- Make sure to utilise the perfect type of hammer for the job. When you do, your job becomes easy. Further, it is going to be simple to avoid possible damages to the workpiece or hammer.
- Stop hitting nails with the side of a hammerhead or check. The metal at such points is not that hard. Thus, it may be prone to damage.
- In the midst of assembling a delicate work, utilise a piece of scrap wood most especially between the workpiece and the hammer’s head. At least, you can ensure that you will not damage the workpiece.
- Sink the nails to the timber by having a nail punch. This is going to stop the damage to the workpiece.
- You might have to check the wedges from time to time. Know if they are tight enough when being struck by steel wedges. There are instances when dry conditions cause the Timber handle to shrink. Take note of this.
- When you notice that a hammer slips off nails, use this as an opportunity to roughen the face of the head with a medium abrasive paper.

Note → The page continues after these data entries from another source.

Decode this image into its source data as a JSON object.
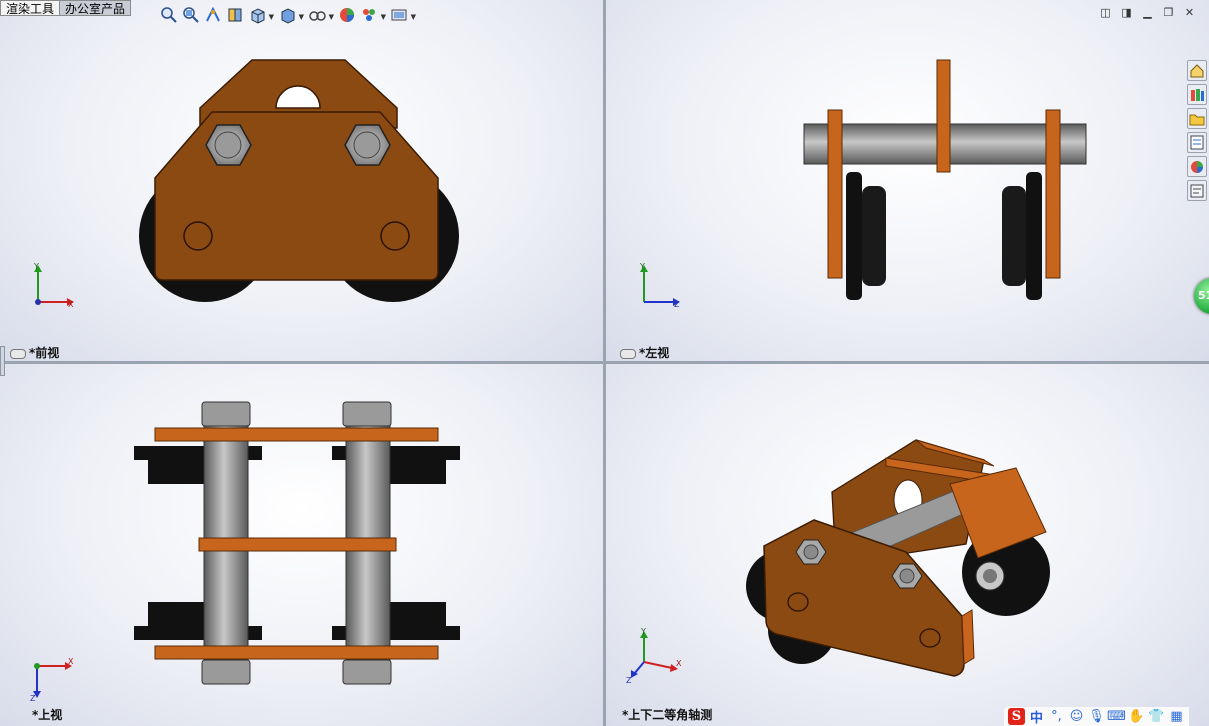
{
  "tabs": [
    {
      "label": "渲染工具",
      "active": true
    },
    {
      "label": "办公室产品",
      "active": false
    }
  ],
  "viewports": {
    "front": {
      "label": "*前视",
      "axis_h": "X",
      "axis_v": "Y"
    },
    "left": {
      "label": "*左视",
      "axis_h": "Z",
      "axis_v": "Y"
    },
    "top": {
      "label": "*上视",
      "axis_h": "X",
      "axis_v": "Z"
    },
    "iso": {
      "label": "*上下二等角轴测",
      "axis_h": "X",
      "axis_v": "Y",
      "axis_d": "Z"
    }
  },
  "heads_up_toolbar": [
    "zoom-to-fit-icon",
    "zoom-to-area-icon",
    "previous-view-icon",
    "section-view-icon",
    "view-orientation-icon",
    "display-style-icon",
    "hide-show-items-icon",
    "edit-appearance-icon",
    "apply-scene-icon",
    "view-settings-icon"
  ],
  "window_controls": [
    "tile-horizontal-icon",
    "tile-vertical-icon",
    "minimize-icon",
    "restore-icon",
    "close-icon"
  ],
  "task_pane": [
    "home-icon",
    "design-library-icon",
    "file-explorer-icon",
    "view-palette-icon",
    "appearances-icon",
    "custom-properties-icon"
  ],
  "float_badge": "51",
  "ime": {
    "brand": "S",
    "lang": "中",
    "punct": "°,",
    "icons": [
      "emoji-icon",
      "microphone-icon",
      "keyboard-icon",
      "skin-icon",
      "user-icon",
      "settings-icon"
    ]
  },
  "colors": {
    "plate": "#8a4a12",
    "plate_edge": "#6a3508",
    "wheel": "#141414",
    "steel": "#9a9a9a",
    "steel_dark": "#6c6c6c",
    "orange": "#c8651c"
  }
}
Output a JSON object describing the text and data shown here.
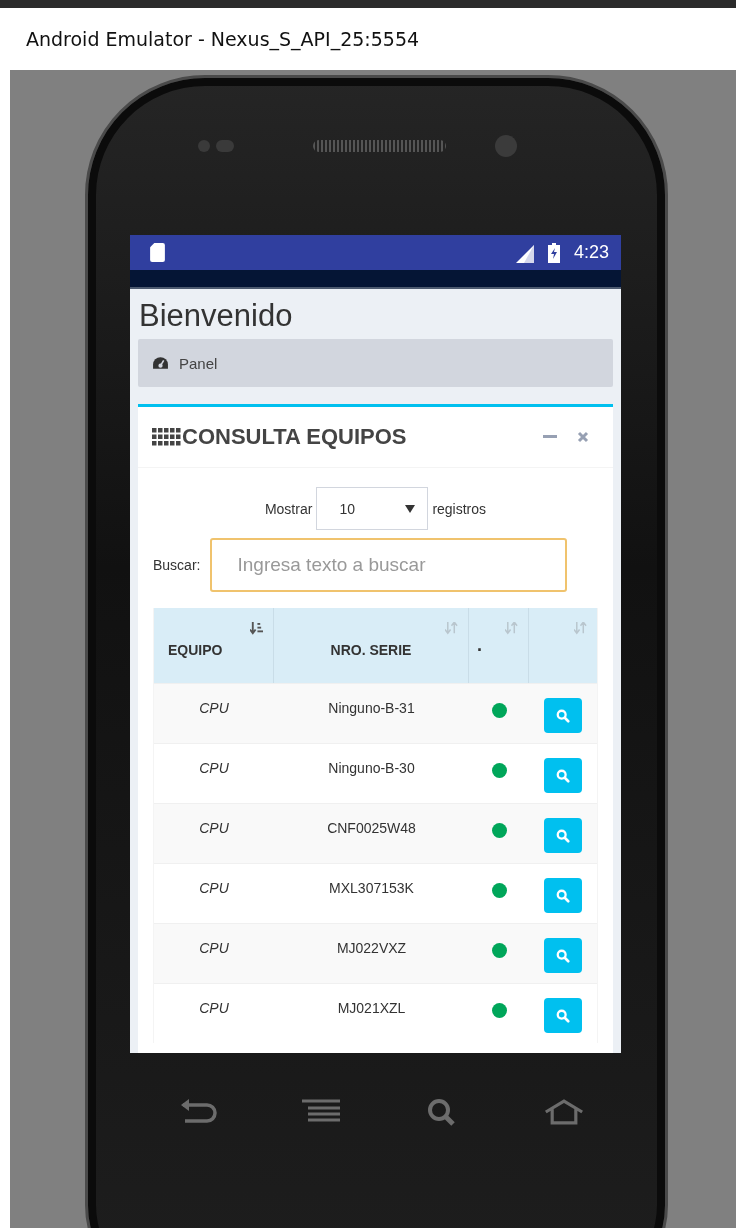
{
  "window": {
    "title": "Android Emulator - Nexus_S_API_25:5554"
  },
  "status_bar": {
    "time": "4:23"
  },
  "page": {
    "title": "Bienvenido",
    "breadcrumb": "Panel"
  },
  "box": {
    "title": "CONSULTA EQUIPOS",
    "length": {
      "before": "Mostrar",
      "value": "10",
      "after": "registros"
    },
    "search": {
      "label": "Buscar:",
      "placeholder": "Ingresa texto a buscar"
    }
  },
  "table": {
    "columns": [
      {
        "label": "EQUIPO",
        "sorted": true
      },
      {
        "label": "NRO. SERIE",
        "sorted": false
      },
      {
        "label": ".",
        "sorted": false
      },
      {
        "sorted": false
      }
    ],
    "rows": [
      {
        "equipo": "CPU",
        "serie": "Ninguno-B-31",
        "color": "#00a65a"
      },
      {
        "equipo": "CPU",
        "serie": "Ninguno-B-30",
        "color": "#00a65a"
      },
      {
        "equipo": "CPU",
        "serie": "CNF0025W48",
        "color": "#00a65a"
      },
      {
        "equipo": "CPU",
        "serie": "MXL307153K",
        "color": "#00a65a"
      },
      {
        "equipo": "CPU",
        "serie": "MJ022VXZ",
        "color": "#00a65a"
      },
      {
        "equipo": "CPU",
        "serie": "MJ021XZL",
        "color": "#00a65a"
      }
    ]
  }
}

- Wear safety glasses when you drive masonry nails or break up concrete.